The generalized "is" statement at 31:19 is just like the ability to declare a variable in any statement that didn't seem to make it into C# 6. Why not just finish that feature and add this as a new use case for it?
Touching at 49:43 on the commentary about how Swift is "harsh" about how it treats null. The biggest "harsh" parallel in C# for me is the ban on unsafe iterator and async methods. It is arbitrary and I have to write tons of boilerplate to get around it, which is what I'm using C# to avoid in the first place! If I'm daring enough to declare pointers, that should settle it.
Does this work successfully across separate UI threads inside the same process? That was always the one key use case that every other desktop framework barfed on and it made scaling large apps a very annoying process.

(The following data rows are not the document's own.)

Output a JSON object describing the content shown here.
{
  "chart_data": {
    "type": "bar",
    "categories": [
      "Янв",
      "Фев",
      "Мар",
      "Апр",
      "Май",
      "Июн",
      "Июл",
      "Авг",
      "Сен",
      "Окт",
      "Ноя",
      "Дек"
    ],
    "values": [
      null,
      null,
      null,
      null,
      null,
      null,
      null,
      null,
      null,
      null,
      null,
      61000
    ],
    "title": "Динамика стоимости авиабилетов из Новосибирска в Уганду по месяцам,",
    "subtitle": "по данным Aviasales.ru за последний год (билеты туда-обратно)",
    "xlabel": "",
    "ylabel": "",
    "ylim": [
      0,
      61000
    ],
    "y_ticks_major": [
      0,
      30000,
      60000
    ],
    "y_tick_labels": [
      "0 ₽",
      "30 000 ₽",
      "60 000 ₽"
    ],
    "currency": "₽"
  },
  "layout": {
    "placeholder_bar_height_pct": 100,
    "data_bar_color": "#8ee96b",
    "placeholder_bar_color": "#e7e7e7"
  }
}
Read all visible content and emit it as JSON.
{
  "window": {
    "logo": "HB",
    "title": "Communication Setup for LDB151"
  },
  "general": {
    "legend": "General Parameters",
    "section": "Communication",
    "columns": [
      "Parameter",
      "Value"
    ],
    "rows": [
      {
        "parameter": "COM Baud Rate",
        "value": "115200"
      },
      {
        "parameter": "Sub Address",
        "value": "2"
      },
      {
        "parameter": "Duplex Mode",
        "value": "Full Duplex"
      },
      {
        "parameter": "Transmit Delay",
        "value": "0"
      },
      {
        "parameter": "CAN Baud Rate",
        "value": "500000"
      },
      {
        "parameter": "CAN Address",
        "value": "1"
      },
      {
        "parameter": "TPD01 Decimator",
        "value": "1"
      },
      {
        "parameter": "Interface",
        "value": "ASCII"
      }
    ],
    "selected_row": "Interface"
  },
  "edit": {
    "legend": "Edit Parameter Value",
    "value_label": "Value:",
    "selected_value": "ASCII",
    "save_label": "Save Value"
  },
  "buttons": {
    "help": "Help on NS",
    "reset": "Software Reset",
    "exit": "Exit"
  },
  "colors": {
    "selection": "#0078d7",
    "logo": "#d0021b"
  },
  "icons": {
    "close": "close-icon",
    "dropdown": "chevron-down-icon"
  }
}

It seems like the real problem is that the Windows world doesn't treat the Administrator account as rare and sacred as the Unix world treats the root account. You generally can't load an arbitrary driver with CreateService() unless you're an Administrator, yet a fresh desktop install always starts me right off with Administrator privileges. This does not compute!
I still don't know what exactly the Java world thinks it has on C#/.NET... this is very quickly becoming Direct3D vs OpenGL where Microsoft entertained the illusion of an even match for a little bit in the beginning...
Does anyone actually write WinRT apps or does everyone just write WinRT demos? Why are we doubling down on reinventing the wheel here at a snail's pace, agitating WPF and Silverlight developers until they leave for other platforms? When you lost Josh Smith, that should have been a dire wake-up call. I don't think anyone had as much passion for XAML and WPF, and you screwed him with this abomination called WinRT. Now his income comes from teaching .NET developers how to migrate to Apple platforms.